There is an alternative to using basis representations for finite fields: If one represents the non-zero elements of a Galois field ${F} = \operatorname{GF} ( q )$ as the powers of a primitive element $\omega$, multiplication is trivial, but addition then becomes difficult. For any element $\gamma \in F ^ { * }$, the discrete logarithm of $\gamma$ (to the base $\omega$) is the unique integer $c$ with $0 \leq c \leq q - 2$ satisfying $\omega ^ { c } = \gamma$; one writes $c = \operatorname { log } _ { \omega } \gamma$ and also puts $\operatorname { log } _ { \omega } 0 = \infty$. Identifying the elements of $F$ with their discrete logarithms, multiplying two elements reduces to adding the corresponding discrete logarithms:

\begin{equation*} \operatorname { log } _ { \omega } ( \gamma \delta ) = \operatorname { log } _ { \omega } \gamma + \operatorname { log } _ { \omega } \delta, \end{equation*}

where the addition is done modulo $q - 1$. In order to perform additions in this representation, one needs to determine the discrete logarithm of $\gamma + \delta$ for $\gamma , \delta \in F ^ { * }$. Since $\omega ^ { c } + \omega ^ { d } = \omega ^ { c } ( 1 + \omega ^ { d - c } )$, it suffices to determine the discrete logarithms for sums involving $1$. This motivates the definition of the so-called Zech logarithm $Z ( e ) = \operatorname { log } _ { \omega } ( 1 + \omega ^ { e } )$ (which is actually due to C.G.J. Jacobi); thus, $Z ( e )$ is determined from the equation $1 + \omega^e = \omega^{Z(e)}$. Using discrete logarithms in conjunction with Zech logarithms is a useful representation in practical applications where repeated computations over a comparatively small finite field are required (with applications in coding theory being typical examples), since then the Zech logarithms can be pre-computed and, when needed for addition, retrieved by a simple table lookup.
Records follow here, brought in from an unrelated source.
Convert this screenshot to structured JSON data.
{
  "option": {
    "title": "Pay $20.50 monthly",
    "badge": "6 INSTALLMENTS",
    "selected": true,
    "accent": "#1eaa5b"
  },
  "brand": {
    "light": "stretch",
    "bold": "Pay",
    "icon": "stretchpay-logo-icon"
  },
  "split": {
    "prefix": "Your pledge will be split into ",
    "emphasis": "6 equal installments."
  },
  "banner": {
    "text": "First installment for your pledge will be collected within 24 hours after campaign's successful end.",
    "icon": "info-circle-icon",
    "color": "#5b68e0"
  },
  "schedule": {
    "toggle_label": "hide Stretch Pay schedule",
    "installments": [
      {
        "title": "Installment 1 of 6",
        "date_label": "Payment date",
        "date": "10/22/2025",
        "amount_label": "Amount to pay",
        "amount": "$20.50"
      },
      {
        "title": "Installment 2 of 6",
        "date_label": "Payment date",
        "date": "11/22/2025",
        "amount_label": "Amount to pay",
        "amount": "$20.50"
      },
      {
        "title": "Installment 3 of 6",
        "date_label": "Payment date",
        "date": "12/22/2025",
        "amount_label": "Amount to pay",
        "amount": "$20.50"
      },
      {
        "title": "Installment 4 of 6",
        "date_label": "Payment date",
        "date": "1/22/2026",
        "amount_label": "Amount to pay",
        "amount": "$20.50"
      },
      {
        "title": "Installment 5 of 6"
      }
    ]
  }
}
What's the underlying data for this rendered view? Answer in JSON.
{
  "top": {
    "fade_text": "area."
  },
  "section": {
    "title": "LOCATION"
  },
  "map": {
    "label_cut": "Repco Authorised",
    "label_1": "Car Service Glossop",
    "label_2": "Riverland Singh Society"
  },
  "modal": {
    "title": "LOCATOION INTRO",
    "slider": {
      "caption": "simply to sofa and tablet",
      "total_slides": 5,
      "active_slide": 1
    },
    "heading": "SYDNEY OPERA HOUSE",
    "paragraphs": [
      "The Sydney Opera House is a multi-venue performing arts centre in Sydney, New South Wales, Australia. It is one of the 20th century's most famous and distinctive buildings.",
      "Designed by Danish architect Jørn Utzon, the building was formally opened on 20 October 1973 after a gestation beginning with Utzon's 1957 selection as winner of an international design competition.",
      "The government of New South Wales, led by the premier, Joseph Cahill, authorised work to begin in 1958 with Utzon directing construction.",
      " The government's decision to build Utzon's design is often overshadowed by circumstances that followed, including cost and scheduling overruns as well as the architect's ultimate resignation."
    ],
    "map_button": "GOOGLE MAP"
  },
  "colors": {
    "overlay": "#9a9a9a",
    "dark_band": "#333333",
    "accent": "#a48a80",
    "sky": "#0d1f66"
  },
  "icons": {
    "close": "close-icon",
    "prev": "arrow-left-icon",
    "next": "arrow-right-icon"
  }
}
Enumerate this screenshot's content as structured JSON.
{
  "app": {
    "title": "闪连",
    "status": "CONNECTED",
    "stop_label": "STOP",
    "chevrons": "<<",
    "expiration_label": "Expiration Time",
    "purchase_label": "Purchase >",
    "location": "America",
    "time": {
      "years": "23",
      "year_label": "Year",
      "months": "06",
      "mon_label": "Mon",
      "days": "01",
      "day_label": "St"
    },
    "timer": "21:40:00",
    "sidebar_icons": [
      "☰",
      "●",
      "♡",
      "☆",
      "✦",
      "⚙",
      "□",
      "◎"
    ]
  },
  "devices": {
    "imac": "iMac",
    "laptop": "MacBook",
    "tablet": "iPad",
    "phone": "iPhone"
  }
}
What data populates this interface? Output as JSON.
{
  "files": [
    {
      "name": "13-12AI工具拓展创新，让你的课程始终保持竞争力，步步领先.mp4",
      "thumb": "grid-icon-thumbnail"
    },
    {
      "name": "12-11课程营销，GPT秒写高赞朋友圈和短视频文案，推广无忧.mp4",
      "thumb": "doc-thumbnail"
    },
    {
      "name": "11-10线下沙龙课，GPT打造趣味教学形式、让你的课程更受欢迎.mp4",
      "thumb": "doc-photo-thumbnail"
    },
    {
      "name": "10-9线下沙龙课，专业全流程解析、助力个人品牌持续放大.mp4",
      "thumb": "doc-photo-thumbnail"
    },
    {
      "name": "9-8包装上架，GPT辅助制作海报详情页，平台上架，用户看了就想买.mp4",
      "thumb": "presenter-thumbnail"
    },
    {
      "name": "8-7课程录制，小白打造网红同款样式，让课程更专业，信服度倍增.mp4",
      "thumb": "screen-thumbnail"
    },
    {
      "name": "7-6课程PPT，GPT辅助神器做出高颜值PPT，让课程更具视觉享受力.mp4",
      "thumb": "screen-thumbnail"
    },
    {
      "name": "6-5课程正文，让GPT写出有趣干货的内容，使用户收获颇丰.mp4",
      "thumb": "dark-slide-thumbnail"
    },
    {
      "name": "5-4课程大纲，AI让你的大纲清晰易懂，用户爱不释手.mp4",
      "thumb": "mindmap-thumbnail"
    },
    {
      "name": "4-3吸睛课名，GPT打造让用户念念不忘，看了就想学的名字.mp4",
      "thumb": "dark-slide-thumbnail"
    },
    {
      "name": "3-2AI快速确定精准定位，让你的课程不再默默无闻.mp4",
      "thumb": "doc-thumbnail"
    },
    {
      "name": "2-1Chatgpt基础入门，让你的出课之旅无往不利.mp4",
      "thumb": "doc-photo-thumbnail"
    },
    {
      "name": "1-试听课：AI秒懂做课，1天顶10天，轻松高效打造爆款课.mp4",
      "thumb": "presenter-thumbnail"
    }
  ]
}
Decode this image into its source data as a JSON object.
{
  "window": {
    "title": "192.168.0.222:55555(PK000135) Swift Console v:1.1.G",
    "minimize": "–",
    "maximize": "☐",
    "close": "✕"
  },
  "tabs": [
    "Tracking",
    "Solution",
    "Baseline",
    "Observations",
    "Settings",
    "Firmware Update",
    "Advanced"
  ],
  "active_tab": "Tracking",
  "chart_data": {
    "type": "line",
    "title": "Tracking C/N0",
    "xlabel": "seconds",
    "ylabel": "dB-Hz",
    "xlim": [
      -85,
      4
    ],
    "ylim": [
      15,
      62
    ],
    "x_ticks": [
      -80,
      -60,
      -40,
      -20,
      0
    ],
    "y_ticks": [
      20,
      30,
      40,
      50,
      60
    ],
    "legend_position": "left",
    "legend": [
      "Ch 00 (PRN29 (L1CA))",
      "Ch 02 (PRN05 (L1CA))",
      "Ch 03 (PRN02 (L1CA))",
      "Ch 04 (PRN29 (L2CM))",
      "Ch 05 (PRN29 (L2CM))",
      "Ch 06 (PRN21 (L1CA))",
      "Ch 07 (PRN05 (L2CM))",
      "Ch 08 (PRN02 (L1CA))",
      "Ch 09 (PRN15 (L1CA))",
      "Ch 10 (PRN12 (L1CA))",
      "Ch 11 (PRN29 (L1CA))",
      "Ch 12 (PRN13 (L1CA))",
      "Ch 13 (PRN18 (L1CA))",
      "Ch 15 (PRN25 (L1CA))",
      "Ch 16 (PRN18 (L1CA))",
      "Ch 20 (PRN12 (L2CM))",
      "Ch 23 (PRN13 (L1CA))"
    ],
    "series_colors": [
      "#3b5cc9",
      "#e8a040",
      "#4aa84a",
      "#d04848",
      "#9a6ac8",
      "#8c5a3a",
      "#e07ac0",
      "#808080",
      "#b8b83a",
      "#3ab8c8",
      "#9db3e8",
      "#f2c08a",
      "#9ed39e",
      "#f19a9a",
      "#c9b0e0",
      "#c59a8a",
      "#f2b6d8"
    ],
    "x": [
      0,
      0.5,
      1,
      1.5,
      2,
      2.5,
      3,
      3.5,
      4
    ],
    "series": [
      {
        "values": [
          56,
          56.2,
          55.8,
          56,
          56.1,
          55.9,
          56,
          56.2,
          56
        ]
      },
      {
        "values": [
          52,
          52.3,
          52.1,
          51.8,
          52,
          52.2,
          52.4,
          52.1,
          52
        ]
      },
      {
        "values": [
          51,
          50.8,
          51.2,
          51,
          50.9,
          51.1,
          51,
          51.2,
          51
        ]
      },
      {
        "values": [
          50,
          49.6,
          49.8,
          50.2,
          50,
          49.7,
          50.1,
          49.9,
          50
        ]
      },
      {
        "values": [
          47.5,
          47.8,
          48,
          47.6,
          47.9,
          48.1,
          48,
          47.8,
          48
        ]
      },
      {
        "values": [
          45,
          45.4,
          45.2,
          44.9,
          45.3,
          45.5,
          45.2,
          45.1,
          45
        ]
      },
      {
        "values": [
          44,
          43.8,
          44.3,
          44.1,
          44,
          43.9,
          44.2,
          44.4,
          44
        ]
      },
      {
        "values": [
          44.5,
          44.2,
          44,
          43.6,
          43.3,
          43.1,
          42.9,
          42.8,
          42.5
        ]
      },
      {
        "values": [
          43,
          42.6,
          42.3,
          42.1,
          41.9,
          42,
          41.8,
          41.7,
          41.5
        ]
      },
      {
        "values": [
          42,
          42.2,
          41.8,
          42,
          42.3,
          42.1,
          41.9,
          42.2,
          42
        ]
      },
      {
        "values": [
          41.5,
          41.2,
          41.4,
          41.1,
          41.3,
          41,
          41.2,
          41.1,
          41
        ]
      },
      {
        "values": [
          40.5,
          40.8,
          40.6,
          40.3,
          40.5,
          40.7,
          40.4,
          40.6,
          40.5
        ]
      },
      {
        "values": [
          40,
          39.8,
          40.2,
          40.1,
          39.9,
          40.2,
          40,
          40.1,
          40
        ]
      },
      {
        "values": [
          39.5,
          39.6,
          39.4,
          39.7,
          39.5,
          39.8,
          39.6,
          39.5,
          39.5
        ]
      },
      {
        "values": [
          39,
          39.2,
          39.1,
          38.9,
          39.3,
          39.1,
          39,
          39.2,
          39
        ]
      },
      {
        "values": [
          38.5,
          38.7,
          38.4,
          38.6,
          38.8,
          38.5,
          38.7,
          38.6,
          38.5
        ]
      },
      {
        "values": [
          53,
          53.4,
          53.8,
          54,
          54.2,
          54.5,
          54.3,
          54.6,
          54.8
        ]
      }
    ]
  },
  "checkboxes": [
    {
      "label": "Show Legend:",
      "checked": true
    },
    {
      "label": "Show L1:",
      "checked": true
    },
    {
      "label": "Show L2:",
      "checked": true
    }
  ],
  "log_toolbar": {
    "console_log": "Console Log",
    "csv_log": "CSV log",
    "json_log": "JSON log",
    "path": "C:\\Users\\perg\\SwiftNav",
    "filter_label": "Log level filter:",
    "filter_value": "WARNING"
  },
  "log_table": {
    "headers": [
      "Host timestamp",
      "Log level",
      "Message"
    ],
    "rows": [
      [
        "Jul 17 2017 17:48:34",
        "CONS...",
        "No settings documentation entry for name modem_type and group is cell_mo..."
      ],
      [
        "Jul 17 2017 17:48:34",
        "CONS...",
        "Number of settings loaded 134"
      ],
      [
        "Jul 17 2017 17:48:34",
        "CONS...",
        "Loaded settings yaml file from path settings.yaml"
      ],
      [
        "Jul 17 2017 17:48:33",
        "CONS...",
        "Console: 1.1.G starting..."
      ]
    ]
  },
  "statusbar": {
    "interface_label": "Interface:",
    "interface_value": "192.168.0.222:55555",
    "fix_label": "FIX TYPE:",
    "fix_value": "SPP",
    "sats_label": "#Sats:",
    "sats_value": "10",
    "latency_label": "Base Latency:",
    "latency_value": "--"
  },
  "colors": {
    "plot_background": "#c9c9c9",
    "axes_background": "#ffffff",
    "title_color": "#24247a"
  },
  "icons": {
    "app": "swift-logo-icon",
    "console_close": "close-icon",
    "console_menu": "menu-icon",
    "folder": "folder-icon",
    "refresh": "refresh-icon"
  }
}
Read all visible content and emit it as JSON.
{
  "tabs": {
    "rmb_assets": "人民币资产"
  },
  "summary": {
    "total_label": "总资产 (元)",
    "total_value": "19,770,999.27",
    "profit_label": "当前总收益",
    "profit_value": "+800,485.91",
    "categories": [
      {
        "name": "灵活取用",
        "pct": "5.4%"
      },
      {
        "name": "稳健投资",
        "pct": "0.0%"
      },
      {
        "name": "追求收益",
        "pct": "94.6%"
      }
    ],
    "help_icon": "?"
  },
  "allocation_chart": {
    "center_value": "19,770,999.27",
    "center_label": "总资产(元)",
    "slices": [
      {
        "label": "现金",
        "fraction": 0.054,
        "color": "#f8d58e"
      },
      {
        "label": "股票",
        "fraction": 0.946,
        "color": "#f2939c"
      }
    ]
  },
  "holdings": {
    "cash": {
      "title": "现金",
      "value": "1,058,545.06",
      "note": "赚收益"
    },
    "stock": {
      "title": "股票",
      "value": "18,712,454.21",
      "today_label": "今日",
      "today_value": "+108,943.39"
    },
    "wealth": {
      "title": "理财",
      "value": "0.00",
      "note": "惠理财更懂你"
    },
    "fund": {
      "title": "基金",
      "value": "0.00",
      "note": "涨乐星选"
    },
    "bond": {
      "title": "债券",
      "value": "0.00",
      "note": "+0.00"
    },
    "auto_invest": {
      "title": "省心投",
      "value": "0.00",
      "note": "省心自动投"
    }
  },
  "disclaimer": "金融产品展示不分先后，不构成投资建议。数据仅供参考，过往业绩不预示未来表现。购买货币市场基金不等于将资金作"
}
It is clear that a table lookup of Zech logarithms becomes impractical for large Galois fields. Thus the possibility of using this type of representation for large fields depends on the practicality of actually computing discrete logarithms, which is generally believed to be a very difficult problem. In fact, some systems in public-key cryptography (see Cryptography) are based on the intractability of computing discrete logarithms in sufficiently large Galois fields or, for state-of-the-art systems, in elliptic curves over Galois fields (cf. also Elliptic curve); see, e.g., [a5], [a13], [a16], [a17].

As of 2001, the standard reference on Galois fields is [a14]. In recent years there has been a resurgence of research in finite fields due to the wide variety of applications of various theoretical aspects of finite fields, e.g. in Galois geometry, coding theory (cf. Coding and decoding), design theory (cf. Block design; Difference set; Symmetric design), cryptography (cf. Cryptography; Cryptology), and signal processing. These applications usually require the use of efficient arithmetics, often in very large Galois fields; e.g., both $\operatorname{GF} ( 2 ^ { 593 } )$ and $\operatorname{GF} ( 2 ^ { 155 } )$ have been used in commercial cryptographical devices. This has been one of the major motivations for studying the structural properties of proper Galois fields as sketched above in more detail. The interplay of structural and arithmetical properties is discussed in detail in [a10] and [a12]; computational and algorithmic aspects are treated in [a20]. Some good references for actual applications of Galois fields in the areas mentioned above are [a1], [a2], [a3], [a5], [a6], [a10], [a9], [a8], [a11], [a13], [a21], [a18], [a16], [a17], [a19]. A good reference for computational aspects is [a22].

How to Cite This Entry:
Galois field structure. Encyclopedia of Mathematics. URL: http://encyclopediaofmath.org/index.php?title=Galois_field_structure&oldid=50895
This article was adapted from an original article by Dieter Jungnickel (originator), which appeared in Encyclopedia of Mathematics - ISBN 1402006098. See original article